Pearl Moran was born in the Lancaster Avenue branch library and considers it more her home than the apartment she shares with her mother, the circulation librarian. When the head of the library’s beloved statue of poet Edna St. Vincent Millay is found to be missing, Pearl’s scream brings the entire neighborhood running. Thus ensues an enchanting plunge into the underbelly of a failing library and a city brimful of secrets. With the help of friends old, uncertainly developing, and new, Pearl must spin story after compelling story in hopes of saving what she loves most. Indeed, that love—of libraries, of books, and most of all of stories—suffuses the entire narrative. Literary references are peppered throughout (clarified with somewhat superfluous footnotes) in addition to a variety of tangential sidebars (the identity of whose writer becomes delightfully clear later on). Pearl is an odd but genuine narrator, possessed of a complex and emotional inner voice warring with a stridently stubborn outer one.
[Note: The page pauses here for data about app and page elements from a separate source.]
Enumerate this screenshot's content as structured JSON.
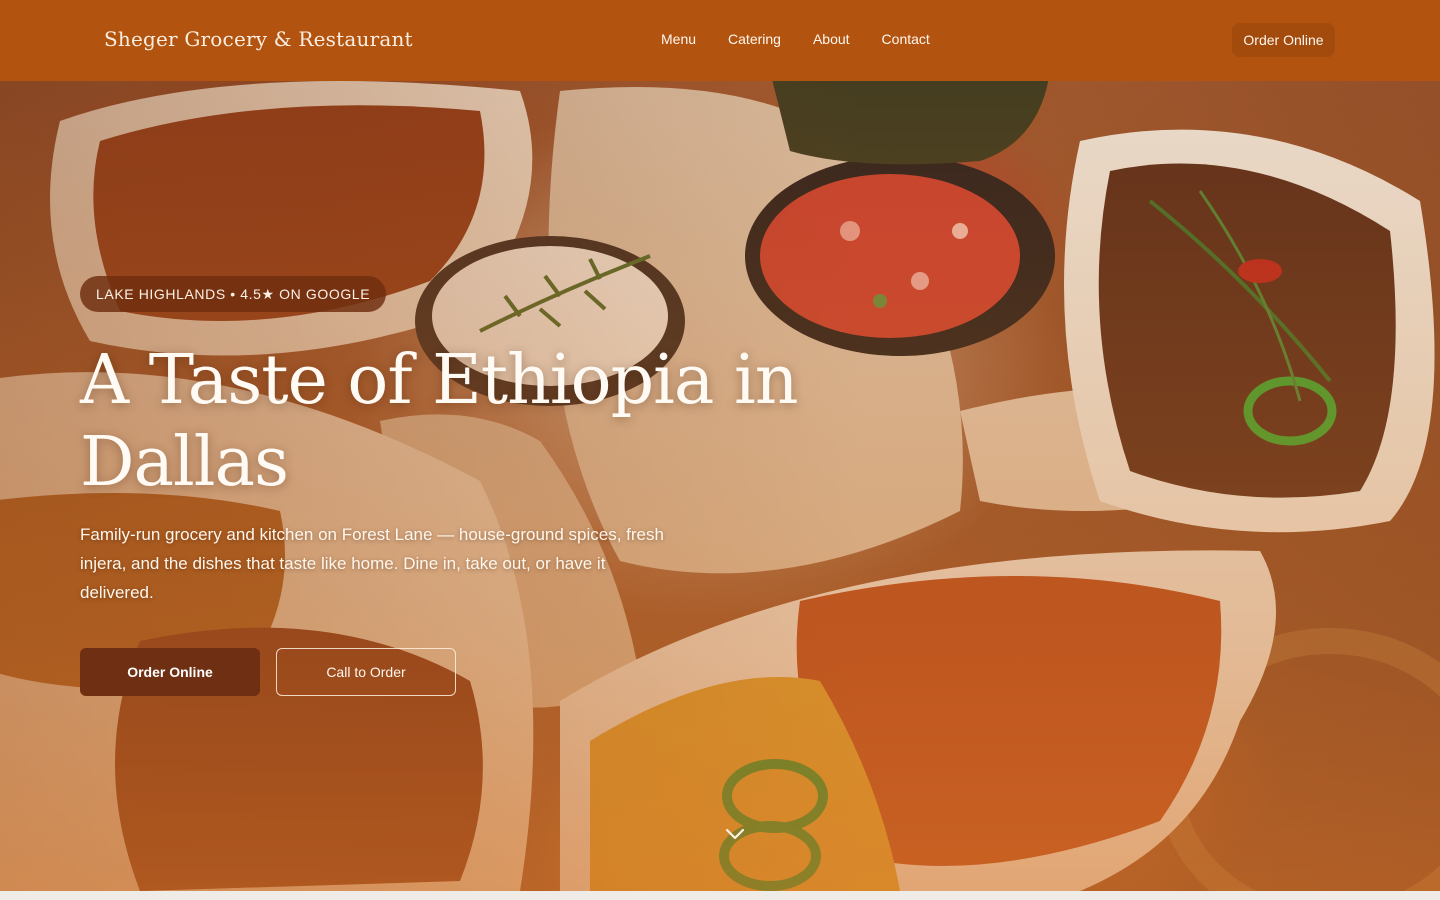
{
  "nav": {
    "brand": "Sheger Grocery & Restaurant",
    "links": [
      "Menu",
      "Catering",
      "About",
      "Contact"
    ],
    "cta": "Order Online"
  },
  "hero": {
    "badge": "LAKE HIGHLANDS • 4.5★ ON GOOGLE",
    "headline_line1": "A Taste of Ethiopia in",
    "headline_line2": "Dallas",
    "lede": "Family-run grocery and kitchen on Forest Lane — house-ground spices, fresh injera, and the dishes that taste like home. Dine in, take out, or have it delivered.",
    "primary_cta": "Order Online",
    "secondary_cta": "Call to Order",
    "scroll_icon": "chevron-down-icon"
  },
  "colors": {
    "nav_bg": "#b25410",
    "nav_cta_bg": "#a34a0d",
    "primary_button": "#6e2f12",
    "badge_bg": "#6e2d0f",
    "text_light": "#fff6ec"
  }
}
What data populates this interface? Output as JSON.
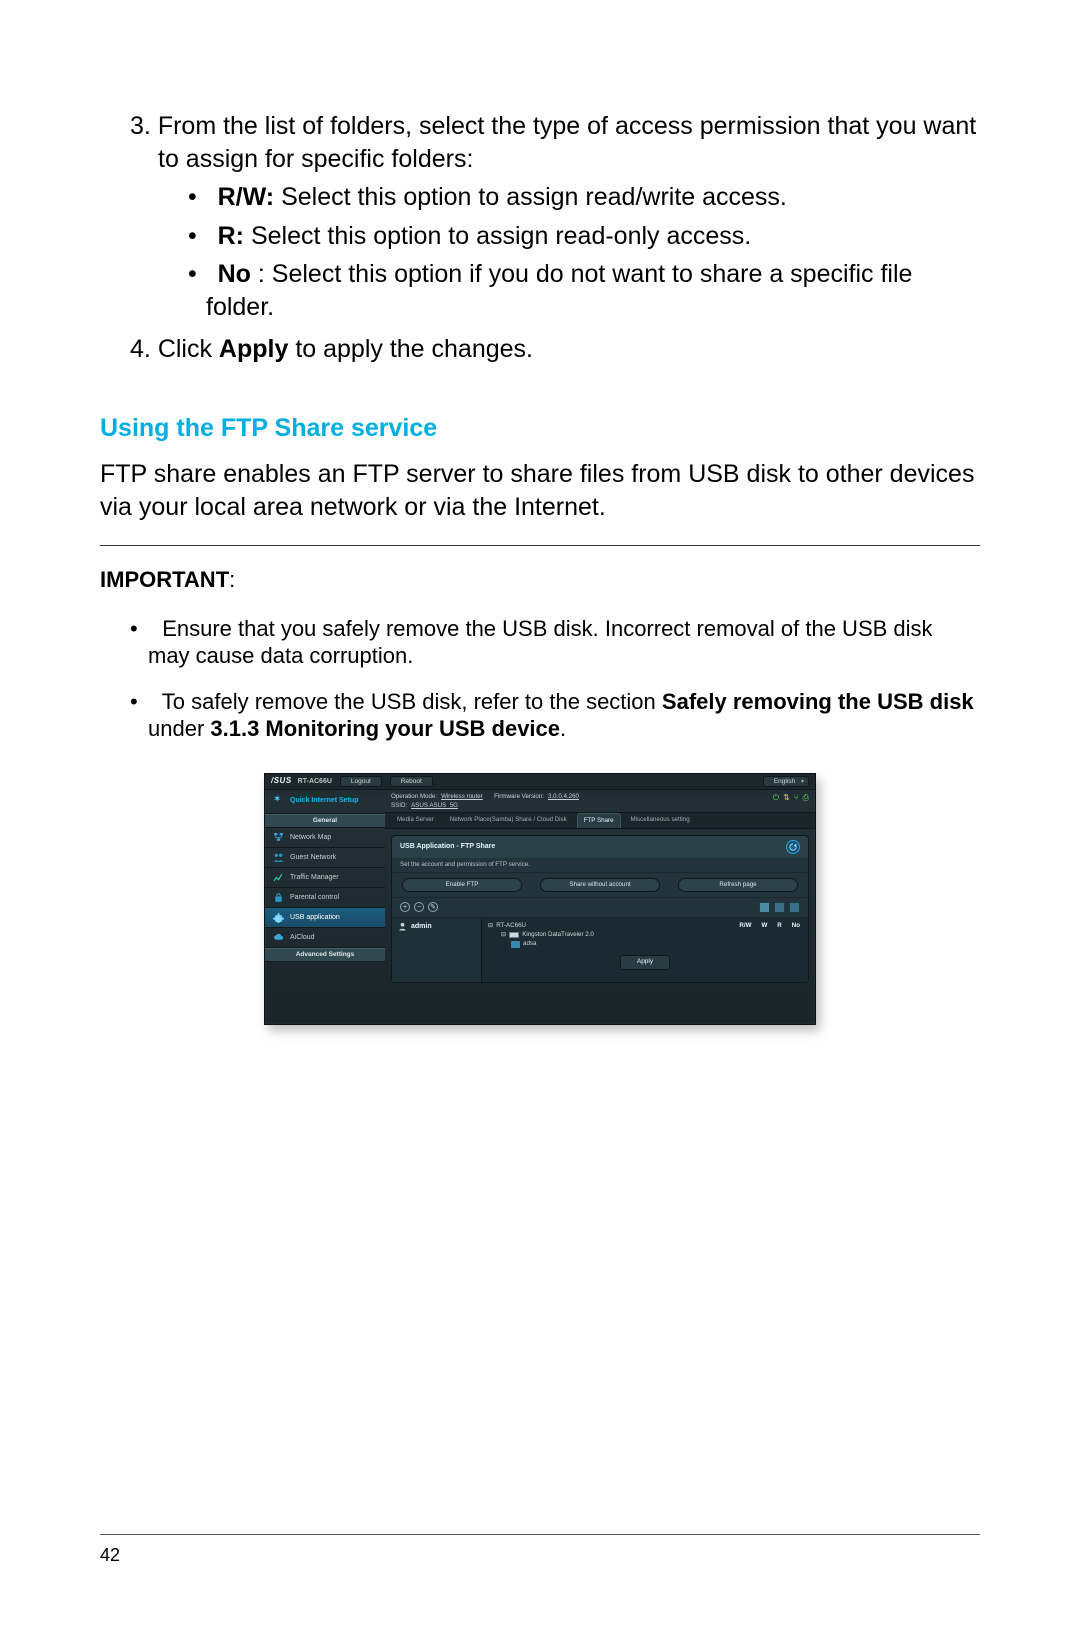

An array of endearing supporting characters, coupled with a plot both grounded in stressful reality and uplifted by urban fantasy, lend the story its charm. Both the neighborhood and the library staff are robustly diverse. Pearl herself is biracial; her “long-gone father” was black and her mother is white. Bagley’s spot illustrations both reinforce this and add gentle humor.

The magic of reading is given a refreshingly real twist.   (reading list) (Fantasy. 10-12)

Pub Date: Jan. 7, 2020

ISBN: 978-1-4521-6952-1

Page Count: 392

Publisher: Chronicle Books

Review Posted Online: Aug. 26, 2019

Kirkus Reviews Issue: Sept. 15, 2019

Did you like this book?

No Comments Yet

A sensitive, moving debut.

THE UNICORN IN THE BARN

When 11-year-old Eric Harper begins caring for an injured unicorn, his life is changed by the choices he makes, the relationships he forms, and the secrets he uncovers.

Eric lives with his family on land that has belonged to Harpers for generations and shares a special bond with his grandmother. One day, Eric spies what he thinks is a white deer but quickly realizes is a white unicorn. Filled with the “most amazing feeling of comfort and happiness and excitement,” Eric follows the lame unicorn to the farmhouse his ailing grandmother recently sold to Dr. Brancusi, a veterinarian, and her daughter, Allegra. (All three characters appear to be white.) Dr. Brancusi senses Eric’s concern and asks him to help her treat the unicorn. Discovering the unicorn is pregnant with twins, Dr. Brancusi warns Eric they must keep her hidden until the babies are born and hires him to assist. Eric’s affinity to the unicorn deepens, and when she’s threatened and runs away, he frantically searches. In the end, although Eric experiences loss, he gains a special family connection. Despite the presence of supernatural creatures, Eric’s quiet, genuine, first-person voice tells a realistic story of family love and discovering one’s true self, the presence of the unicorn and other magical creatures adding just a touch of whimsy to a story about very real emotions, revealed in Green’s black-and-white illustrations.

A sensitive, moving debut. (Fiction. 10-12)

Pub Date: July 4, 2017

ISBN: 978-0-544-76112-4

Page Count: 304

Publisher: HMH Books

Review Posted Online: May 1, 2017

Kirkus Reviews Issue: May 15, 2017

Did you like this book?

No Comments Yet
more